▸ INSTRUCTIONS FOR THE TASK
For the data below, work out how many lines include the string "gear" and report only the number.

▸ Data items
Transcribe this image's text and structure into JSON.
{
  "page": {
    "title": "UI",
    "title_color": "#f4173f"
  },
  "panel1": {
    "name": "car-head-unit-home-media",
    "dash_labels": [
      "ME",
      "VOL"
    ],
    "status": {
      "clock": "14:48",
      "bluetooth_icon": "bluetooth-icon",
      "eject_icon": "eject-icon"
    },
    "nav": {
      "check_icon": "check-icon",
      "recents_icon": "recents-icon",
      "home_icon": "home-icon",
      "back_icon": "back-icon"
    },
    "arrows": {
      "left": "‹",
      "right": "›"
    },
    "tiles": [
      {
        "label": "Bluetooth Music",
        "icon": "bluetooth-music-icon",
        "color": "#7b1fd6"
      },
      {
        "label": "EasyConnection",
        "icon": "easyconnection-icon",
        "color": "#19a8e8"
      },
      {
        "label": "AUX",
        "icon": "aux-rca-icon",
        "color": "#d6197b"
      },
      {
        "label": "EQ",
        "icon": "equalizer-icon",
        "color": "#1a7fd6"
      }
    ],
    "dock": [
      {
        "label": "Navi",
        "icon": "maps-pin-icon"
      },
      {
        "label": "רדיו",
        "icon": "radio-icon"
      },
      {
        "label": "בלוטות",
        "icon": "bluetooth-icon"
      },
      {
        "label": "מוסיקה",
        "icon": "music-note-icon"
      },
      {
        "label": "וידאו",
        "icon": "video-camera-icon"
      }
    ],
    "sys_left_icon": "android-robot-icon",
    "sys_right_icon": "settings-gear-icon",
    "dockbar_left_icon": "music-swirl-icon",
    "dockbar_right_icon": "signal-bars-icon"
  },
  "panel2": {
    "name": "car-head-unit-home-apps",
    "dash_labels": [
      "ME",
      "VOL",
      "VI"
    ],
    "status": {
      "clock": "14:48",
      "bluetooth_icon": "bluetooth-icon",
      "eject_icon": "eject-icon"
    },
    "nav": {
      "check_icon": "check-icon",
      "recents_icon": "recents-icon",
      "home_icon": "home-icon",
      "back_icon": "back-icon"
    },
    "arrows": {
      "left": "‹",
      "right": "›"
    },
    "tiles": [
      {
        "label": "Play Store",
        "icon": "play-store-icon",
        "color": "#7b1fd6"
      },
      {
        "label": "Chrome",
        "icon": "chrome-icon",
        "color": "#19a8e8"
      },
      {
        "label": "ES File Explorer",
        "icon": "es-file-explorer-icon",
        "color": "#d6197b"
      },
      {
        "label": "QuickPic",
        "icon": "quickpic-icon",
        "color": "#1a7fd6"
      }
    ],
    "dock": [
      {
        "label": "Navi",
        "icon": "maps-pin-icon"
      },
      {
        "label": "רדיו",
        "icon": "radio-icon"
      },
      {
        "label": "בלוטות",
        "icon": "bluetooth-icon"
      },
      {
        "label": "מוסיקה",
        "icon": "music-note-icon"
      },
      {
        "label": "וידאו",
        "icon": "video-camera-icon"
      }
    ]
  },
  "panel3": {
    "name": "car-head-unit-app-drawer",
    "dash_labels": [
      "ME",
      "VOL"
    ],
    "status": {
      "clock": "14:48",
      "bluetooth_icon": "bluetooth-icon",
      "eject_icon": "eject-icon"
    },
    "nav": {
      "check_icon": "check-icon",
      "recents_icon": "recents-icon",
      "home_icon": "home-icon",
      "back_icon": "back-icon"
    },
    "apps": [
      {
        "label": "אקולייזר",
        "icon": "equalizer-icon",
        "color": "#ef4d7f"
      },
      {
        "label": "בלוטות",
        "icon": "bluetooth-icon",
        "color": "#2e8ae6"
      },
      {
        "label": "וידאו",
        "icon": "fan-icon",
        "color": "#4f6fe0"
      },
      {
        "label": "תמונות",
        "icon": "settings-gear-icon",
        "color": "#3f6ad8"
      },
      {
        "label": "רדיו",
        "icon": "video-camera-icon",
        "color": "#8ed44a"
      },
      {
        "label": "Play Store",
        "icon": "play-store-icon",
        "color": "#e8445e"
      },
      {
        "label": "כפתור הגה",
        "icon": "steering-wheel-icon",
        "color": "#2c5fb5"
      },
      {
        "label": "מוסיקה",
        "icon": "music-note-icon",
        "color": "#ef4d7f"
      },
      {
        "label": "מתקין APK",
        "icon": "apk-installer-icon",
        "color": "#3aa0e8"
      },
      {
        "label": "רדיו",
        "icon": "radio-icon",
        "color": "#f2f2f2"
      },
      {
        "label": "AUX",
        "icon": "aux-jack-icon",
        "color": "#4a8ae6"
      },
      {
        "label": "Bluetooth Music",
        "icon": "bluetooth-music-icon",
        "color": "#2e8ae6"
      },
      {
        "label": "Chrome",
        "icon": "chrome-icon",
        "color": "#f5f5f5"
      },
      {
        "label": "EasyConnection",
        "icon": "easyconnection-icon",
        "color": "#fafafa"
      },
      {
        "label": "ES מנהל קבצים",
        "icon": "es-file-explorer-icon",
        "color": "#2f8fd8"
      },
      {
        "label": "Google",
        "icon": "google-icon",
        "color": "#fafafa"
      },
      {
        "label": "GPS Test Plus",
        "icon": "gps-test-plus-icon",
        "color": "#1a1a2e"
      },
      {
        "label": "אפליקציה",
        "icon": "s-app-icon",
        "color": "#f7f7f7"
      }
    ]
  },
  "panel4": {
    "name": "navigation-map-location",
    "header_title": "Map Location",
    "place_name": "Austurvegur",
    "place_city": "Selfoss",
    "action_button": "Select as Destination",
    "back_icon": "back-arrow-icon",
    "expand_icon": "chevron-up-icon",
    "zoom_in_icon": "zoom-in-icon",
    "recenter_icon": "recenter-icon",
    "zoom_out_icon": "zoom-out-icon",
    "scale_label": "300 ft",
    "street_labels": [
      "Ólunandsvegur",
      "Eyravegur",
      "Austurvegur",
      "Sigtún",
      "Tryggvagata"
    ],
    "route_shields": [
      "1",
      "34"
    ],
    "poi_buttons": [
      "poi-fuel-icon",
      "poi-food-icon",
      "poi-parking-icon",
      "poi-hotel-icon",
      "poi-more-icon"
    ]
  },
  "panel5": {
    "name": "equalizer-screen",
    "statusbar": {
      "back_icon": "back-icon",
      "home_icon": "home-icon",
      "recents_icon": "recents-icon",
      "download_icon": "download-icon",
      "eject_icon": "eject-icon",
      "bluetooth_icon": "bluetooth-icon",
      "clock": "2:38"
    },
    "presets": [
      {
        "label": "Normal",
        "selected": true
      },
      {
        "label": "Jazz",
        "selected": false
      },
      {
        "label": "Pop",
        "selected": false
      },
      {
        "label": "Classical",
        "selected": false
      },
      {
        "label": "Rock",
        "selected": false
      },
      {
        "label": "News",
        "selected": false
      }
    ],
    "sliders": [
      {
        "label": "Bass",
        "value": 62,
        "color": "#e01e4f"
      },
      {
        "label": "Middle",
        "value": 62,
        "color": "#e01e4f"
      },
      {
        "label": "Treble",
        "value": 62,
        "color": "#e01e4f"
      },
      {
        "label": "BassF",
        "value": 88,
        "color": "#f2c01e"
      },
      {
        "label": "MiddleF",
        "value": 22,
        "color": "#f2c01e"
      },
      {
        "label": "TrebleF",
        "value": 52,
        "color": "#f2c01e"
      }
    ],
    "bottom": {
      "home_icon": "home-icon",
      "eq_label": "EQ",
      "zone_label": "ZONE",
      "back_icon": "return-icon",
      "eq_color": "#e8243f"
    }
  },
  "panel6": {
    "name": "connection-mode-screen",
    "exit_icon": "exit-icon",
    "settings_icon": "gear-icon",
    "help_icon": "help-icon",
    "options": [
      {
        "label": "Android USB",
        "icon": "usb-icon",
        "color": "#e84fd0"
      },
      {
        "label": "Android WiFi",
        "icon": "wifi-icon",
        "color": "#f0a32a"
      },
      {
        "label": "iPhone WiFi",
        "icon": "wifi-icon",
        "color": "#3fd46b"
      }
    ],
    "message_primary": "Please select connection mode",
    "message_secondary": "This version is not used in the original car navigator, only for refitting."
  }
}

▸ PROBLEM SOLUTION
3